Task instructions
Tally the lines in the entries below where the string "boss" occurs. Reply with the total alone.

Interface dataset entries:
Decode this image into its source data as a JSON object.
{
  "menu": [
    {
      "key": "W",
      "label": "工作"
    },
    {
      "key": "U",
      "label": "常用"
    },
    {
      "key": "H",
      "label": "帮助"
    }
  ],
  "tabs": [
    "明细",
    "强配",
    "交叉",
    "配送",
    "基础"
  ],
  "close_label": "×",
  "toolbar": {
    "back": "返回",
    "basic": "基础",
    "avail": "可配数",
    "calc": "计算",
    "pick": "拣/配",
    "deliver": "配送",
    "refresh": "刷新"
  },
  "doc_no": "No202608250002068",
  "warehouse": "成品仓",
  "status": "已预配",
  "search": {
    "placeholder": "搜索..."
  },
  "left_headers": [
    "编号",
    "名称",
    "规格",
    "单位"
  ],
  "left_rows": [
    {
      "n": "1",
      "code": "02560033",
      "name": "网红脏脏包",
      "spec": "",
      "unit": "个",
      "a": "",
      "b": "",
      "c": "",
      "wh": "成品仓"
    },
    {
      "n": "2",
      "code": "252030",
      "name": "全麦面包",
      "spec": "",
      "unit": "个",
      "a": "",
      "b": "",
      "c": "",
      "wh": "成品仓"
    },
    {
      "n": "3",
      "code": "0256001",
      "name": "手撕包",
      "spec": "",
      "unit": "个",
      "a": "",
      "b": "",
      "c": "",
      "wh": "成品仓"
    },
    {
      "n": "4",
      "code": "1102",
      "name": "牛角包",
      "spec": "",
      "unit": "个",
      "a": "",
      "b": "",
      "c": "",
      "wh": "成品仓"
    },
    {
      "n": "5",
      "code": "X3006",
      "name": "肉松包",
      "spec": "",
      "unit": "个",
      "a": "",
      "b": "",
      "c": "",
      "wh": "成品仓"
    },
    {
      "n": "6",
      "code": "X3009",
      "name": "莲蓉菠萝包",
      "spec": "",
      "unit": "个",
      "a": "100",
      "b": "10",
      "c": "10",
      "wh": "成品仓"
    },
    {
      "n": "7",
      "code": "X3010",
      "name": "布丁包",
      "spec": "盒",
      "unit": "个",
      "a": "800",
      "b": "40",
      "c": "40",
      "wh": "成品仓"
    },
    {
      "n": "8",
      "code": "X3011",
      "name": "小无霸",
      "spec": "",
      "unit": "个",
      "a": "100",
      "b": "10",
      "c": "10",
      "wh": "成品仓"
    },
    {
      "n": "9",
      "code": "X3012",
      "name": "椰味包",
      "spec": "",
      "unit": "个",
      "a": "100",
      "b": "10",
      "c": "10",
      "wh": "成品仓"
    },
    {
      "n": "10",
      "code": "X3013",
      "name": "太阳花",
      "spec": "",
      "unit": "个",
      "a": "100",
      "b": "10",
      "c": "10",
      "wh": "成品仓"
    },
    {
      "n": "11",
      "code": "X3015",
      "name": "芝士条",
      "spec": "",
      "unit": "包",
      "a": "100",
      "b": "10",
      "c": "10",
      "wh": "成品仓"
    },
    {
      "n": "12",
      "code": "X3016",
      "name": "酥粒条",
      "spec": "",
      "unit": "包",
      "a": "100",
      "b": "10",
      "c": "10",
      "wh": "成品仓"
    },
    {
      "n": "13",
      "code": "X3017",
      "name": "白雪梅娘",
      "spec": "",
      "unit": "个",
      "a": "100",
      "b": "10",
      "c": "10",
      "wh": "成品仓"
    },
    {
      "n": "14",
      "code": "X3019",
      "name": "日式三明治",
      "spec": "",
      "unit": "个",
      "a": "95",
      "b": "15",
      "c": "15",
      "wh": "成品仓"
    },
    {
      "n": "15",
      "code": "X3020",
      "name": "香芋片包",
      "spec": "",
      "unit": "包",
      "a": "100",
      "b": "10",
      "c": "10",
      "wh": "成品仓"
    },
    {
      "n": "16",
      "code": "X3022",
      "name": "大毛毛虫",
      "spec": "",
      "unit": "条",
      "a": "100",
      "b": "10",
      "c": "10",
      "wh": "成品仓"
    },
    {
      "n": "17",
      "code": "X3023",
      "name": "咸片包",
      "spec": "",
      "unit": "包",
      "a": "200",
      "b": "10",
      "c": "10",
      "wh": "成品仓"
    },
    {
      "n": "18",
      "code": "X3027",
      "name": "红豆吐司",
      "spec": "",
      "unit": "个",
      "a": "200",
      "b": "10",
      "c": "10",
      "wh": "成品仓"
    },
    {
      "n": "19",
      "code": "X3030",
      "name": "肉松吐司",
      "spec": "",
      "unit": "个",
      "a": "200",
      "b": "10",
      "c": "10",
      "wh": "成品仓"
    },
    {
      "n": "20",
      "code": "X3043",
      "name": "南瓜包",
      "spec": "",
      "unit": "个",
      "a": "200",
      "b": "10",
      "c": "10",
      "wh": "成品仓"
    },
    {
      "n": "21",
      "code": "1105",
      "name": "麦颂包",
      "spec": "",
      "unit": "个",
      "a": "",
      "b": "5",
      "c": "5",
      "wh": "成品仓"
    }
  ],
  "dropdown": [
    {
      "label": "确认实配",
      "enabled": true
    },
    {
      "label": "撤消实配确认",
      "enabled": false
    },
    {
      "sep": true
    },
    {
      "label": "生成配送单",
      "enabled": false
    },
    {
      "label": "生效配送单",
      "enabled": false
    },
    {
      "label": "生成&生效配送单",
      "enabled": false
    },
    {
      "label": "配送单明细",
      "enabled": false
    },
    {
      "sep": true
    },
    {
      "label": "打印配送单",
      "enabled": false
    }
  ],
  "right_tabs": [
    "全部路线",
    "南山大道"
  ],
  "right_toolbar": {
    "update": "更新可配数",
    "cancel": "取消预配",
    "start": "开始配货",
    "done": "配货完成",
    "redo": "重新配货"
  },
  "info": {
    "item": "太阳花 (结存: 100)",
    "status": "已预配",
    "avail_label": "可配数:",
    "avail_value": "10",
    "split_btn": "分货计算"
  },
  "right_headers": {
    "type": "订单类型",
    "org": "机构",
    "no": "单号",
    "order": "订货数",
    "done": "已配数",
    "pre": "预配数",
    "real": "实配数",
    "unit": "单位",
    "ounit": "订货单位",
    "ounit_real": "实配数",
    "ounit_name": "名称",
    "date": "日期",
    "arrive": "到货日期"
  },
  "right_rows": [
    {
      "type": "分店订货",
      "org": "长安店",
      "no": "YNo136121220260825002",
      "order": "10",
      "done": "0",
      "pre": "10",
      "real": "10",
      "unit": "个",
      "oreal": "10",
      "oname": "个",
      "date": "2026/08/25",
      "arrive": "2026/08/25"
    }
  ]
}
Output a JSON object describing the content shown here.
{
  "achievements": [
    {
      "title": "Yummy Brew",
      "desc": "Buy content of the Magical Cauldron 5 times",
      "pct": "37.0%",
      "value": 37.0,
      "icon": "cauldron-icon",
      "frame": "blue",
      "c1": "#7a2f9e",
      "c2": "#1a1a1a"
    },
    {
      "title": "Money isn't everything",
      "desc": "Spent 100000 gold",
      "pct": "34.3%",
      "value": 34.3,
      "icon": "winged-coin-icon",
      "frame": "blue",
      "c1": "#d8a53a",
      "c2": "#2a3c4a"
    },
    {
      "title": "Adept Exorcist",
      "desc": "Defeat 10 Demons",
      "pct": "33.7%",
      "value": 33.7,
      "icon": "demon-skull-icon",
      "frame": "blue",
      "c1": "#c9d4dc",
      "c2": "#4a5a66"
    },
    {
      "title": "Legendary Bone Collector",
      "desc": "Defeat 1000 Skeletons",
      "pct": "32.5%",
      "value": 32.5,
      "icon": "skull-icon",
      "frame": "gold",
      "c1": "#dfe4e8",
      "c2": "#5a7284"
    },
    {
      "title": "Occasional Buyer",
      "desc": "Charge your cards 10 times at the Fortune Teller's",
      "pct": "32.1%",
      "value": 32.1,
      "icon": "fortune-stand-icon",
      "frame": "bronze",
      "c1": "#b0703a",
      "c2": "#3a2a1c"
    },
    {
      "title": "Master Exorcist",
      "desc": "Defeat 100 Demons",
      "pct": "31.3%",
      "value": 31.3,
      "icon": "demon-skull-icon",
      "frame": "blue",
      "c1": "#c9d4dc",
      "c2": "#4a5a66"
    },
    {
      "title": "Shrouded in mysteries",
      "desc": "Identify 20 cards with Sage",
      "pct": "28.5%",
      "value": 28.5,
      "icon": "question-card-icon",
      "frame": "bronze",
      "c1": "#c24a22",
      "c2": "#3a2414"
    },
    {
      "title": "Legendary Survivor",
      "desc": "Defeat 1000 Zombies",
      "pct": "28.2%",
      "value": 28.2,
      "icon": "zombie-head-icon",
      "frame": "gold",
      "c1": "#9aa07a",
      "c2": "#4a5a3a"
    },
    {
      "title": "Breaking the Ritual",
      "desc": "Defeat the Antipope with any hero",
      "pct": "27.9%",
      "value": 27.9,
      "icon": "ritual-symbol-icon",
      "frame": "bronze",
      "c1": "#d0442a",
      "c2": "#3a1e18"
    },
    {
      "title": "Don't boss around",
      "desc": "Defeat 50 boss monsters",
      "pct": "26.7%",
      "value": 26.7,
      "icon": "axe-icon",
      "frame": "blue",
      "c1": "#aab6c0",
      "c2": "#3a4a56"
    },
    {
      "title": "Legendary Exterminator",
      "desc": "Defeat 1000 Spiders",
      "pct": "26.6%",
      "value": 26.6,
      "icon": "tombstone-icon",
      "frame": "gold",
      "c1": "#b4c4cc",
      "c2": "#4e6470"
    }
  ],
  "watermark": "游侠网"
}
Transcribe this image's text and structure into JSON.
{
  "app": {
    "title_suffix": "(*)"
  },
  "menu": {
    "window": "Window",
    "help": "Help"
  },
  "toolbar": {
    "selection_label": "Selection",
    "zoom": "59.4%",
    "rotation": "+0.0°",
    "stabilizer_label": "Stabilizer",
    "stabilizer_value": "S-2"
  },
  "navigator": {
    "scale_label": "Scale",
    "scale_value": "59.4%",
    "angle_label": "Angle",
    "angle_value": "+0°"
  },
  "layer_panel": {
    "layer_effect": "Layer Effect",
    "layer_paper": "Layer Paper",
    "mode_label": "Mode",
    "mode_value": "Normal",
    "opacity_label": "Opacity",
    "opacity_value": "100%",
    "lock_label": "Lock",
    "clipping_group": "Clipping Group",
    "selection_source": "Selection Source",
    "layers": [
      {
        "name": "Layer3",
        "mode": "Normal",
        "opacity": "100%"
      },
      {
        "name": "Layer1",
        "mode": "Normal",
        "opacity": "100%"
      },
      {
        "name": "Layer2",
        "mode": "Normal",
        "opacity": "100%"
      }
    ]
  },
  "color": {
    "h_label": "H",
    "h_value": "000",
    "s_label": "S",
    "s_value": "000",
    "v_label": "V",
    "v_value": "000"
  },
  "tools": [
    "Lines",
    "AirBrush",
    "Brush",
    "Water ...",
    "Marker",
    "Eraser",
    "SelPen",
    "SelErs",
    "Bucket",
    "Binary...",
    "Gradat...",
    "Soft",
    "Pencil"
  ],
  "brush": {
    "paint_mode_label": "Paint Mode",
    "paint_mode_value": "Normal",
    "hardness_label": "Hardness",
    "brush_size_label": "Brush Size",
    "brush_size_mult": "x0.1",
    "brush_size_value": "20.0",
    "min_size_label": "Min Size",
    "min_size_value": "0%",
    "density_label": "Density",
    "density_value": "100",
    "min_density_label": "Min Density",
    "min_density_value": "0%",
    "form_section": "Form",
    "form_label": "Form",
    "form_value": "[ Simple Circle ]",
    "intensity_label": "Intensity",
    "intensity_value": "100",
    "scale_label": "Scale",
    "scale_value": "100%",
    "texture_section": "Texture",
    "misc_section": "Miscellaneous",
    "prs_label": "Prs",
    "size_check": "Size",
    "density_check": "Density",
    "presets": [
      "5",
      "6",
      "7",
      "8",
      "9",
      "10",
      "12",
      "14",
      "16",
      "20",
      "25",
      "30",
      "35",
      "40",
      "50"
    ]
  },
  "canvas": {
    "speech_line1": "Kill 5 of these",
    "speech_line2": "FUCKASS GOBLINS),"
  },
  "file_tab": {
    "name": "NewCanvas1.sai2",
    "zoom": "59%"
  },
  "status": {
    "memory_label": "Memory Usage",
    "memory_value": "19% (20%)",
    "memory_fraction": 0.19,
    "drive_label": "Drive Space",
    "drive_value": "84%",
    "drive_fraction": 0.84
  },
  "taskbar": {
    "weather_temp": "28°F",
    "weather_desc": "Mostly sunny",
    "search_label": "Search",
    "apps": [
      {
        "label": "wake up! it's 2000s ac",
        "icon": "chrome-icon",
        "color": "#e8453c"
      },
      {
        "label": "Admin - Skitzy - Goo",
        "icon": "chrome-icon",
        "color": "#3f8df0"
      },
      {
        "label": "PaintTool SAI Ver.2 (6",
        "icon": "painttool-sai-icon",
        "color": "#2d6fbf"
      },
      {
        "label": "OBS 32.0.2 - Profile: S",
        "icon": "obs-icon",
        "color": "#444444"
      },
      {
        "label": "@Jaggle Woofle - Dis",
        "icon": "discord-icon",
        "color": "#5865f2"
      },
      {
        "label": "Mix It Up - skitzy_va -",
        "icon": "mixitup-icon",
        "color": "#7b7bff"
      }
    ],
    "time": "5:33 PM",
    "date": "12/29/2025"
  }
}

Response for this exercise
2